◆ Data under study:
=== Section Start ===

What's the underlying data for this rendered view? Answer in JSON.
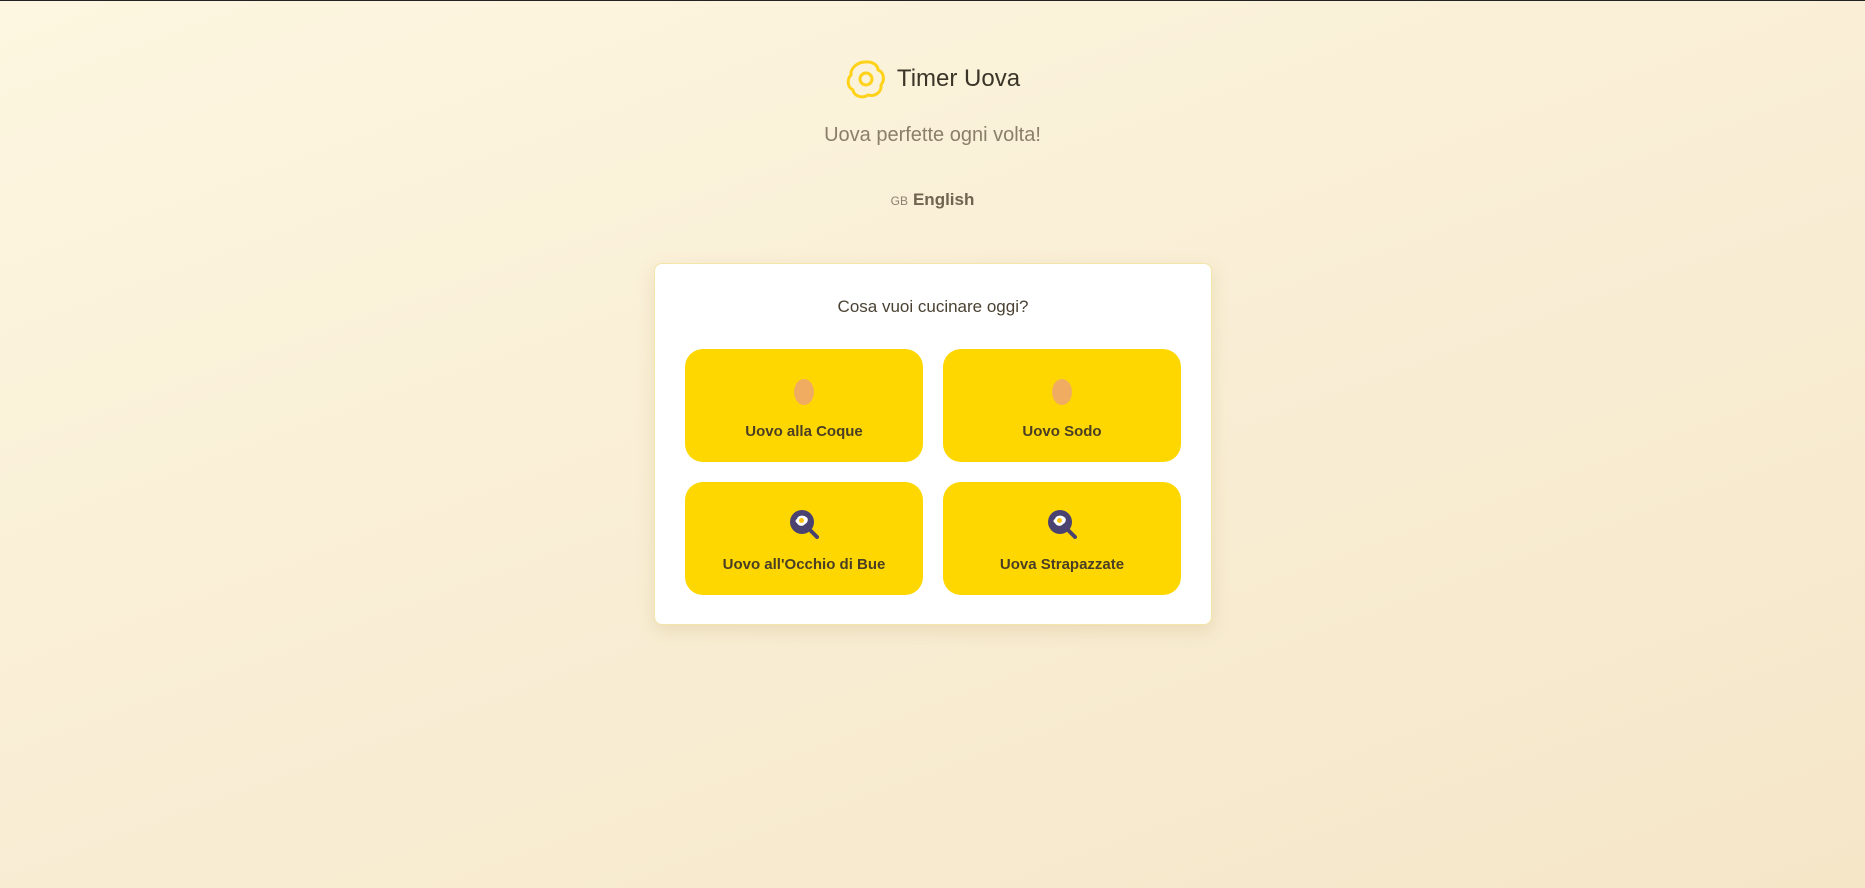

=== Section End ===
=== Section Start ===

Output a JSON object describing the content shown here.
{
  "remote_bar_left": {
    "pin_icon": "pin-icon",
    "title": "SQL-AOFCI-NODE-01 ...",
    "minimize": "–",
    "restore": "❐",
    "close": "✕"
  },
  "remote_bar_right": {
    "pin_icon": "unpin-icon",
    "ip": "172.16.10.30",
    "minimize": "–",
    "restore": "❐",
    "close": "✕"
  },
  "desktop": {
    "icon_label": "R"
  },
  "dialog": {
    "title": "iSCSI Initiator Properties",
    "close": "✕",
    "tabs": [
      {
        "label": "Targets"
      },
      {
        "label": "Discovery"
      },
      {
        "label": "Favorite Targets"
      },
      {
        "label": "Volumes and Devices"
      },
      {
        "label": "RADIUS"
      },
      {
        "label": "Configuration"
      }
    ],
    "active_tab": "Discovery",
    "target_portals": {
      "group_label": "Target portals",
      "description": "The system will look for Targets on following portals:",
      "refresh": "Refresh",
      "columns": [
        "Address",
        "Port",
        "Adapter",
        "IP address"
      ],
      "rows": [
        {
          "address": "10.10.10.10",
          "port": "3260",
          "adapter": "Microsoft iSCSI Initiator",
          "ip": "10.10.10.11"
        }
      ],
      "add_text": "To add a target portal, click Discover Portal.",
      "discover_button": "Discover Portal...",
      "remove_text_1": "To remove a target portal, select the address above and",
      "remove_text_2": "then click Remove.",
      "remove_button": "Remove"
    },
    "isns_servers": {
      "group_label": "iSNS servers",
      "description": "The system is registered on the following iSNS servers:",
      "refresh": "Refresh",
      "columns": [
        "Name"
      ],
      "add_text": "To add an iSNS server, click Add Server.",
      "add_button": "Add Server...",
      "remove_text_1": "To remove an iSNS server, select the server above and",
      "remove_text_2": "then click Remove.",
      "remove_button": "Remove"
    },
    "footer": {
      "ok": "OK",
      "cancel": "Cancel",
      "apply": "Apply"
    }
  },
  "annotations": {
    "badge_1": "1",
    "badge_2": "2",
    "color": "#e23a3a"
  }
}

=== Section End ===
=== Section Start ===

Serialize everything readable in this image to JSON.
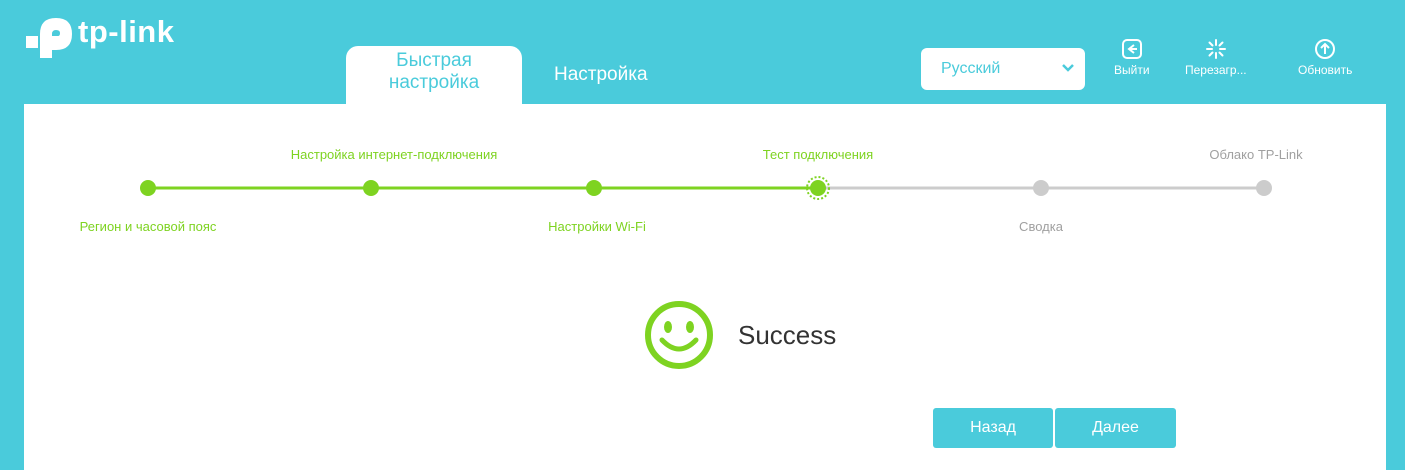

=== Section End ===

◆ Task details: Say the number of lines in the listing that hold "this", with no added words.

◆ Expected answer: 2